- **ACTIVITY**:
Return a faithful copy of all the entries, omitting the images.

[Page and application data records]

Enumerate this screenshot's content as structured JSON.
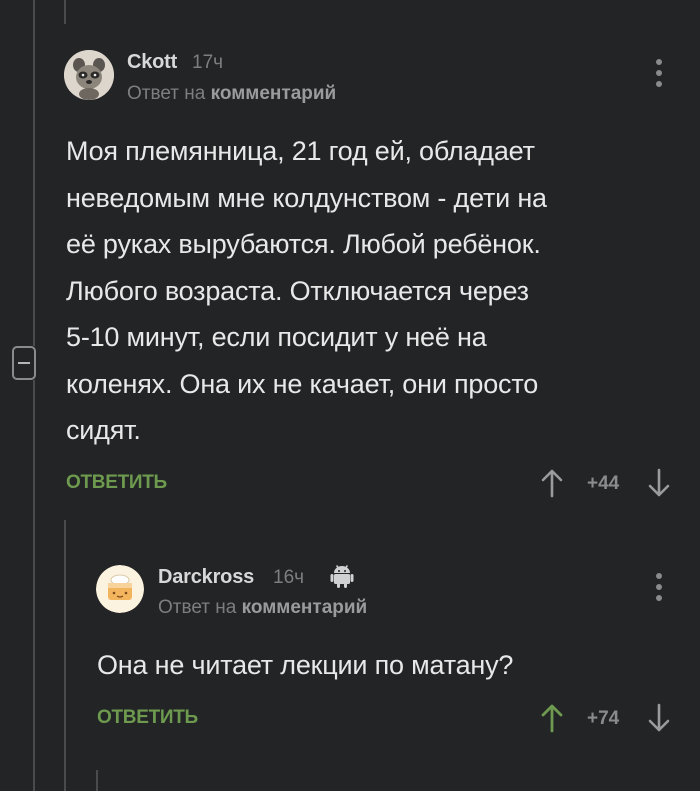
{
  "comments": [
    {
      "author": "Ckott",
      "time": "17ч",
      "reply_prefix": "Ответ на",
      "reply_target": "комментарий",
      "text": [
        "Моя племянница, 21 год ей, обладает",
        "неведомым мне колдунством - дети на",
        "её руках вырубаются. Любой ребёнок.",
        "Любого возраста. Отключается через",
        "5-10 минут, если посидит у неё на",
        "коленях. Она их не качает, они просто",
        "сидят."
      ],
      "reply_label": "ОТВЕТИТЬ",
      "rating": "+44",
      "avatar_icon": "raccoon-avatar-icon"
    },
    {
      "author": "Darckross",
      "time": "16ч",
      "platform_icon": "android-icon",
      "reply_prefix": "Ответ на",
      "reply_target": "комментарий",
      "text": [
        "Она не читает лекции по матану?"
      ],
      "reply_label": "ОТВЕТИТЬ",
      "rating": "+74",
      "upvoted": true,
      "avatar_icon": "cake-avatar-icon"
    }
  ],
  "colors": {
    "background": "#232426",
    "accent_green": "#6d9a4e",
    "muted": "#8a8b8d",
    "thread_line": "#4a4b4d"
  }
}
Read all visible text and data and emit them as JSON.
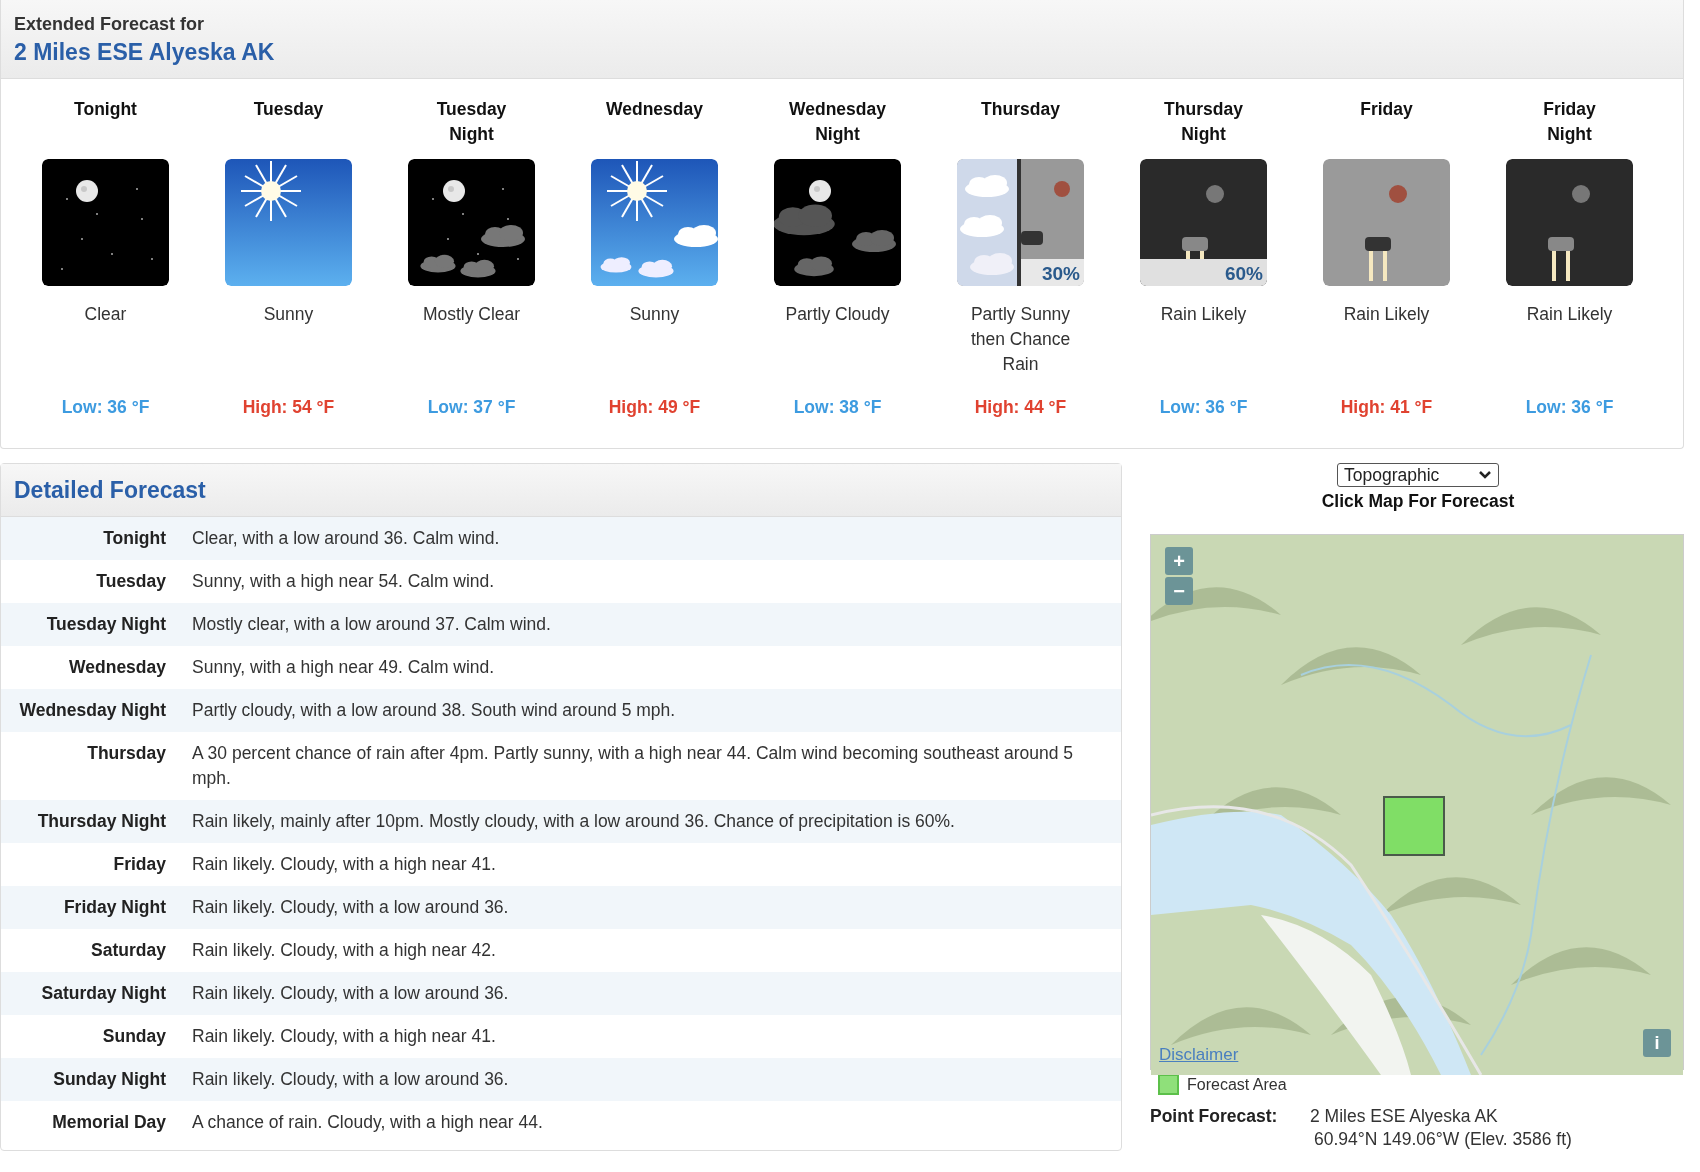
{
  "header": {
    "subtitle": "Extended Forecast for",
    "location": "2 Miles ESE Alyeska AK"
  },
  "periods": [
    {
      "name": "Tonight",
      "kind": "night_clear",
      "short": "Clear",
      "temp": {
        "kind": "low",
        "text": "Low: 36 °F"
      }
    },
    {
      "name": "Tuesday",
      "kind": "sunny",
      "short": "Sunny",
      "temp": {
        "kind": "high",
        "text": "High: 54 °F"
      }
    },
    {
      "name": "Tuesday Night",
      "kind": "night_few_clouds",
      "short": "Mostly Clear",
      "temp": {
        "kind": "low",
        "text": "Low: 37 °F"
      }
    },
    {
      "name": "Wednesday",
      "kind": "sunny_few_clouds",
      "short": "Sunny",
      "temp": {
        "kind": "high",
        "text": "High: 49 °F"
      }
    },
    {
      "name": "Wednesday Night",
      "kind": "night_clouds",
      "short": "Partly Cloudy",
      "temp": {
        "kind": "low",
        "text": "Low: 38 °F"
      }
    },
    {
      "name": "Thursday",
      "kind": "clouds_then_rain",
      "chance": "30%",
      "short": "Partly Sunny then Chance Rain",
      "temp": {
        "kind": "high",
        "text": "High: 44 °F"
      }
    },
    {
      "name": "Thursday Night",
      "kind": "rain_night",
      "chance": "60%",
      "short": "Rain Likely",
      "temp": {
        "kind": "low",
        "text": "Low: 36 °F"
      }
    },
    {
      "name": "Friday",
      "kind": "rain_day",
      "short": "Rain Likely",
      "temp": {
        "kind": "high",
        "text": "High: 41 °F"
      }
    },
    {
      "name": "Friday Night",
      "kind": "rain_night",
      "short": "Rain Likely",
      "temp": {
        "kind": "low",
        "text": "Low: 36 °F"
      }
    }
  ],
  "detailed": {
    "title": "Detailed Forecast",
    "rows": [
      {
        "label": "Tonight",
        "text": "Clear, with a low around 36. Calm wind."
      },
      {
        "label": "Tuesday",
        "text": "Sunny, with a high near 54. Calm wind."
      },
      {
        "label": "Tuesday Night",
        "text": "Mostly clear, with a low around 37. Calm wind."
      },
      {
        "label": "Wednesday",
        "text": "Sunny, with a high near 49. Calm wind."
      },
      {
        "label": "Wednesday Night",
        "text": "Partly cloudy, with a low around 38. South wind around 5 mph."
      },
      {
        "label": "Thursday",
        "text": "A 30 percent chance of rain after 4pm. Partly sunny, with a high near 44. Calm wind becoming southeast around 5 mph."
      },
      {
        "label": "Thursday Night",
        "text": "Rain likely, mainly after 10pm. Mostly cloudy, with a low around 36. Chance of precipitation is 60%."
      },
      {
        "label": "Friday",
        "text": "Rain likely. Cloudy, with a high near 41."
      },
      {
        "label": "Friday Night",
        "text": "Rain likely. Cloudy, with a low around 36."
      },
      {
        "label": "Saturday",
        "text": "Rain likely. Cloudy, with a high near 42."
      },
      {
        "label": "Saturday Night",
        "text": "Rain likely. Cloudy, with a low around 36."
      },
      {
        "label": "Sunday",
        "text": "Rain likely. Cloudy, with a high near 41."
      },
      {
        "label": "Sunday Night",
        "text": "Rain likely. Cloudy, with a low around 36."
      },
      {
        "label": "Memorial Day",
        "text": "A chance of rain. Cloudy, with a high near 44."
      }
    ]
  },
  "map": {
    "layer_select": "Topographic",
    "hint": "Click Map For Forecast",
    "zoom_in": "+",
    "zoom_out": "−",
    "info": "i",
    "disclaimer": "Disclaimer",
    "legend": "Forecast Area"
  },
  "point_forecast": {
    "label": "Point Forecast:",
    "location": "2 Miles ESE Alyeska AK",
    "coords": "60.94°N 149.06°W (Elev. 3586 ft)"
  }
}
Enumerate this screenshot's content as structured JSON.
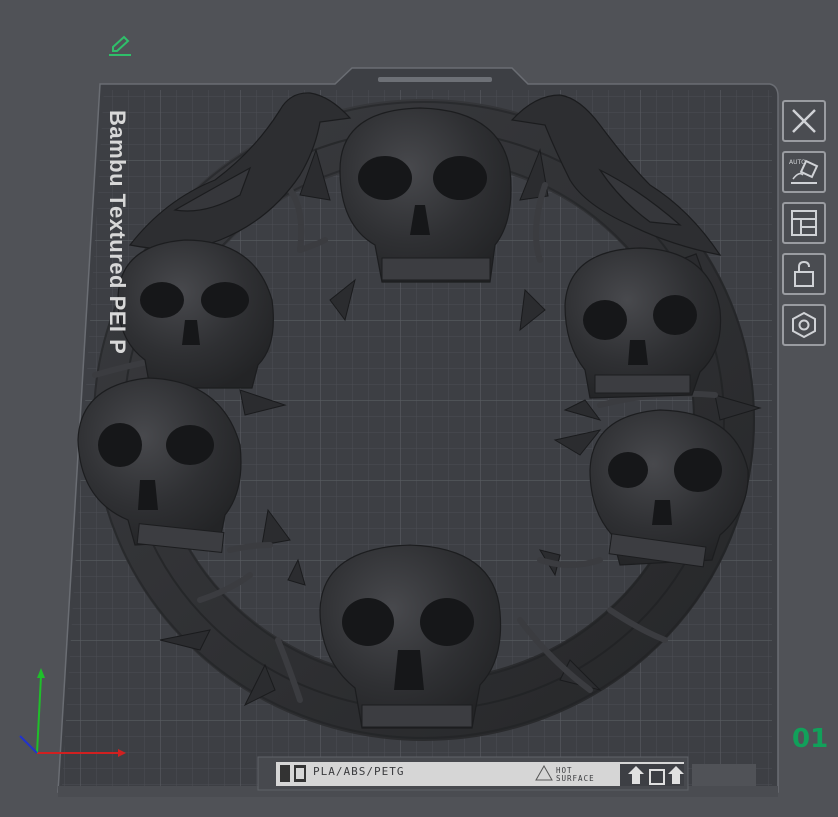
{
  "viewport": {
    "background": "#505257",
    "bed_color": "#3d3f44",
    "grid_color": "#55585e",
    "model_color": "#2f3033"
  },
  "bed": {
    "brand_text": "Bambu Textured PEI P",
    "materials_text": "PLA/ABS/PETG",
    "hot_surface_line1": "HOT",
    "hot_surface_line2": "SURFACE",
    "plate_number": "01",
    "plate_number_color": "#11a05a"
  },
  "plate_tools": [
    {
      "icon": "close-icon",
      "tooltip": "Remove plate"
    },
    {
      "icon": "auto-orient-icon",
      "tooltip": "Auto orient"
    },
    {
      "icon": "arrange-icon",
      "tooltip": "Arrange"
    },
    {
      "icon": "lock-icon",
      "tooltip": "Lock plate"
    },
    {
      "icon": "plate-settings-icon",
      "tooltip": "Plate settings"
    }
  ],
  "axes": {
    "x_color": "#d12020",
    "y_color": "#1fbf2a",
    "z_color": "#2233cc"
  },
  "edit_icon_color": "#2fbf6a"
}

- **YOUR SOLUTION**:
Enumerate this screenshot's content as structured JSON.
{
  "comments": [
    {
      "author": "Ckott",
      "time": "17ч",
      "reply_prefix": "Ответ на",
      "reply_target": "комментарий",
      "text": [
        "Моя племянница, 21 год ей, обладает",
        "неведомым мне колдунством - дети на",
        "её руках вырубаются. Любой ребёнок.",
        "Любого возраста. Отключается через",
        "5-10 минут, если посидит у неё на",
        "коленях. Она их не качает, они просто",
        "сидят."
      ],
      "reply_label": "ОТВЕТИТЬ",
      "rating": "+44",
      "avatar_icon": "raccoon-avatar-icon"
    },
    {
      "author": "Darckross",
      "time": "16ч",
      "platform_icon": "android-icon",
      "reply_prefix": "Ответ на",
      "reply_target": "комментарий",
      "text": [
        "Она не читает лекции по матану?"
      ],
      "reply_label": "ОТВЕТИТЬ",
      "rating": "+74",
      "upvoted": true,
      "avatar_icon": "cake-avatar-icon"
    }
  ],
  "colors": {
    "background": "#232426",
    "accent_green": "#6d9a4e",
    "muted": "#8a8b8d",
    "thread_line": "#4a4b4d"
  }
}
Read all visible text and data and emit them as JSON.
{
  "header": {
    "subtitle": "Extended Forecast for",
    "location": "2 Miles ESE Alyeska AK"
  },
  "periods": [
    {
      "name": "Tonight",
      "kind": "night_clear",
      "short": "Clear",
      "temp": {
        "kind": "low",
        "text": "Low: 36 °F"
      }
    },
    {
      "name": "Tuesday",
      "kind": "sunny",
      "short": "Sunny",
      "temp": {
        "kind": "high",
        "text": "High: 54 °F"
      }
    },
    {
      "name": "Tuesday Night",
      "kind": "night_few_clouds",
      "short": "Mostly Clear",
      "temp": {
        "kind": "low",
        "text": "Low: 37 °F"
      }
    },
    {
      "name": "Wednesday",
      "kind": "sunny_few_clouds",
      "short": "Sunny",
      "temp": {
        "kind": "high",
        "text": "High: 49 °F"
      }
    },
    {
      "name": "Wednesday Night",
      "kind": "night_clouds",
      "short": "Partly Cloudy",
      "temp": {
        "kind": "low",
        "text": "Low: 38 °F"
      }
    },
    {
      "name": "Thursday",
      "kind": "clouds_then_rain",
      "chance": "30%",
      "short": "Partly Sunny then Chance Rain",
      "temp": {
        "kind": "high",
        "text": "High: 44 °F"
      }
    },
    {
      "name": "Thursday Night",
      "kind": "rain_night",
      "chance": "60%",
      "short": "Rain Likely",
      "temp": {
        "kind": "low",
        "text": "Low: 36 °F"
      }
    },
    {
      "name": "Friday",
      "kind": "rain_day",
      "short": "Rain Likely",
      "temp": {
        "kind": "high",
        "text": "High: 41 °F"
      }
    },
    {
      "name": "Friday Night",
      "kind": "rain_night",
      "short": "Rain Likely",
      "temp": {
        "kind": "low",
        "text": "Low: 36 °F"
      }
    }
  ],
  "detailed": {
    "title": "Detailed Forecast",
    "rows": [
      {
        "label": "Tonight",
        "text": "Clear, with a low around 36. Calm wind."
      },
      {
        "label": "Tuesday",
        "text": "Sunny, with a high near 54. Calm wind."
      },
      {
        "label": "Tuesday Night",
        "text": "Mostly clear, with a low around 37. Calm wind."
      },
      {
        "label": "Wednesday",
        "text": "Sunny, with a high near 49. Calm wind."
      },
      {
        "label": "Wednesday Night",
        "text": "Partly cloudy, with a low around 38. South wind around 5 mph."
      },
      {
        "label": "Thursday",
        "text": "A 30 percent chance of rain after 4pm. Partly sunny, with a high near 44. Calm wind becoming southeast around 5 mph."
      },
      {
        "label": "Thursday Night",
        "text": "Rain likely, mainly after 10pm. Mostly cloudy, with a low around 36. Chance of precipitation is 60%."
      },
      {
        "label": "Friday",
        "text": "Rain likely. Cloudy, with a high near 41."
      },
      {
        "label": "Friday Night",
        "text": "Rain likely. Cloudy, with a low around 36."
      },
      {
        "label": "Saturday",
        "text": "Rain likely. Cloudy, with a high near 42."
      },
      {
        "label": "Saturday Night",
        "text": "Rain likely. Cloudy, with a low around 36."
      },
      {
        "label": "Sunday",
        "text": "Rain likely. Cloudy, with a high near 41."
      },
      {
        "label": "Sunday Night",
        "text": "Rain likely. Cloudy, with a low around 36."
      },
      {
        "label": "Memorial Day",
        "text": "A chance of rain. Cloudy, with a high near 44."
      }
    ]
  },
  "map": {
    "layer_select": "Topographic",
    "hint": "Click Map For Forecast",
    "zoom_in": "+",
    "zoom_out": "−",
    "info": "i",
    "disclaimer": "Disclaimer",
    "legend": "Forecast Area"
  },
  "point_forecast": {
    "label": "Point Forecast:",
    "location": "2 Miles ESE Alyeska AK",
    "coords": "60.94°N 149.06°W (Elev. 3586 ft)"
  }
}
Enumerate this screenshot's content as structured JSON.
{
  "viewport": {
    "background": "#505257",
    "bed_color": "#3d3f44",
    "grid_color": "#55585e",
    "model_color": "#2f3033"
  },
  "bed": {
    "brand_text": "Bambu Textured PEI P",
    "materials_text": "PLA/ABS/PETG",
    "hot_surface_line1": "HOT",
    "hot_surface_line2": "SURFACE",
    "plate_number": "01",
    "plate_number_color": "#11a05a"
  },
  "plate_tools": [
    {
      "icon": "close-icon",
      "tooltip": "Remove plate"
    },
    {
      "icon": "auto-orient-icon",
      "tooltip": "Auto orient"
    },
    {
      "icon": "arrange-icon",
      "tooltip": "Arrange"
    },
    {
      "icon": "lock-icon",
      "tooltip": "Lock plate"
    },
    {
      "icon": "plate-settings-icon",
      "tooltip": "Plate settings"
    }
  ],
  "axes": {
    "x_color": "#d12020",
    "y_color": "#1fbf2a",
    "z_color": "#2233cc"
  },
  "edit_icon_color": "#2fbf6a"
}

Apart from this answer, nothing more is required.